At sentencing, as the government could not prove petitioner's ACCA predicate offenses with any of the documents allowable under Shepard, the Court calculated defendant's Guidelines sentence and did not apply the fifteen-year ACCA mandatory minimum. Agreeing with petitioner's Shepard argument, the Court calculated a total offense level of 20. (Sentencing Hr'g Tr. 15--16, Apr. 7, 2006.) With a criminal history category of VI, the Guidelines range was 70 to 87 months. (Id.) The Court departed upward to impose a sentence of 96 months incarceration on the ground that petitioner's criminal history category did not adequately reflect his true criminal history. (Id. at 19--21.)

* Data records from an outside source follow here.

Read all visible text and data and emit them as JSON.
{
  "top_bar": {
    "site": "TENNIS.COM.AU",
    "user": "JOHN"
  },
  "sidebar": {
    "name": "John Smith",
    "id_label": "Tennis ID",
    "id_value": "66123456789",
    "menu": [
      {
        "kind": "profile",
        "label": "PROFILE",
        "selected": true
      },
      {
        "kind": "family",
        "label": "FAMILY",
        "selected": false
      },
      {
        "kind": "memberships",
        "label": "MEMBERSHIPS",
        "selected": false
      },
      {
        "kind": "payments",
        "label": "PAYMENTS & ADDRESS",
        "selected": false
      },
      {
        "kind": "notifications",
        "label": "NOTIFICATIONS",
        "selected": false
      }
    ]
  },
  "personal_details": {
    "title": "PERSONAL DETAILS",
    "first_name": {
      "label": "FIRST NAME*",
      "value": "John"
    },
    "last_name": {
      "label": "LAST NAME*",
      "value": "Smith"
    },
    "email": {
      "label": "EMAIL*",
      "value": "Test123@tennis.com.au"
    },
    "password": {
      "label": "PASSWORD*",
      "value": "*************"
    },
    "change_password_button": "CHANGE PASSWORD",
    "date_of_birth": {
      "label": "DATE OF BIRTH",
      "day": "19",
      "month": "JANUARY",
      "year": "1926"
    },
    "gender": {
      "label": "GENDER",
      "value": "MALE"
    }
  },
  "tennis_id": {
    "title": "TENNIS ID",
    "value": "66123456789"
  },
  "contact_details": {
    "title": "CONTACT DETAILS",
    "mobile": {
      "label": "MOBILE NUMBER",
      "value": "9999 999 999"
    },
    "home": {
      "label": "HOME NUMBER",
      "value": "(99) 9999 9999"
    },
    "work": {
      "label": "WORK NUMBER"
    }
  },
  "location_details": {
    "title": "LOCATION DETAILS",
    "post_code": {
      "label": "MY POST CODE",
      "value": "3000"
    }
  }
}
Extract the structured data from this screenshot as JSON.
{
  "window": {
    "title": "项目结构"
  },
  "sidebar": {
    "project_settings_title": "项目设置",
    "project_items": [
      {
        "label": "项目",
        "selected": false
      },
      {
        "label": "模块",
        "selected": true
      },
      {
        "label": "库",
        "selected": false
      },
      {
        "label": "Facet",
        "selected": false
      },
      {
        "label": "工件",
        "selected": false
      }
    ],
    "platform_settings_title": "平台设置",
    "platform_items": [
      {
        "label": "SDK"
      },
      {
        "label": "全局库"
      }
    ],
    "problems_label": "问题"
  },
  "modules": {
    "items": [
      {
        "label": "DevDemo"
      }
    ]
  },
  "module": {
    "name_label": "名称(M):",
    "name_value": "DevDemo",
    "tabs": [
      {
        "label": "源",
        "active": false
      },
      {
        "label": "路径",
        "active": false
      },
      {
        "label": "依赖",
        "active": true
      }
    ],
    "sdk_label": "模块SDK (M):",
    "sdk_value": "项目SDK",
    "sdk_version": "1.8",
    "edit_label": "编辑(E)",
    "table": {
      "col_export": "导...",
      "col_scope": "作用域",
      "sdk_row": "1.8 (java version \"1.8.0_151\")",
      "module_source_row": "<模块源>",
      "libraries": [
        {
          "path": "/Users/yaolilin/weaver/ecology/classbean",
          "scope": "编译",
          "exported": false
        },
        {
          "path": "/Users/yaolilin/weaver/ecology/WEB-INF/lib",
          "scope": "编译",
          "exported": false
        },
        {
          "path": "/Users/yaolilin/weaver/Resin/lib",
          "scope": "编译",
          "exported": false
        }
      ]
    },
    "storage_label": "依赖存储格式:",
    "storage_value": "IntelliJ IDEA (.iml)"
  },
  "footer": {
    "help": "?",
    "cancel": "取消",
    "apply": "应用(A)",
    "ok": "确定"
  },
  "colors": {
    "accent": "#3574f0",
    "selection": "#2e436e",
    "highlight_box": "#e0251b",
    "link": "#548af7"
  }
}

Petitioner appealed his conviction and sentence to the Third Circuit, arguing that the Court erred in denying his motions to suppress physical evidence, specifically to suppress the gun retrieved from the bag on the ground during his arrest. On February 27, 2007, in a nonprecedential opinion, the Third Circuit affirmed the denial of the motions to suppress. The Third Circuit held that while the affidavit of probable cause supporting petitioner's arrest warrant was possibly flawed, "even including the information that Nigro alleges was omitted and deleting what he claims are misrepresentations does not vitiate the probable cause." United States v. Nigro, 218 F. App'x 153, 156 (3d Cir. 2007) (non-precedential). Moreover, the search of the bag found on the ground next to petitioner was "within both the temporal and geographic limitations necessary for a valid search incident to arrest." Id. at 157 (citing United States v. Myers, 308 F.3d 251, 266--67 (3d Cir. 2002)). Petitioner filed a Petition for Certiorari to the United States Supreme Court, which was denied on April 30, 2007.
On April 28, 2008, petitioner filed the instant Motion to Vacate, Set Aside, or Correct Sentence by a Person in Federal Custody pursuant to 28 U.S.C. § 2255 ("§ 2255 Motion"). In the § 2255 Motion, petitioner contends that his counsel provided ineffective assistance. The details of his claims are as follows:
A. Counsel failed to adequately prepare for and perform during the suppression hearing and appeals (this claim is based on petitioner's arguments in Claims B, C, D, E, F, G, H, I, J, K, L, and M);
B. Counsel, after being appointed by the Court, simply had the suppression motions of prior counsel reinstated and failed to argue the merits of these motions;
C. Counsel failed to accept the Court's offer of a continuance to better prepare to argue the merits of petitioner's pro se motion for a Franks hearing and failed ...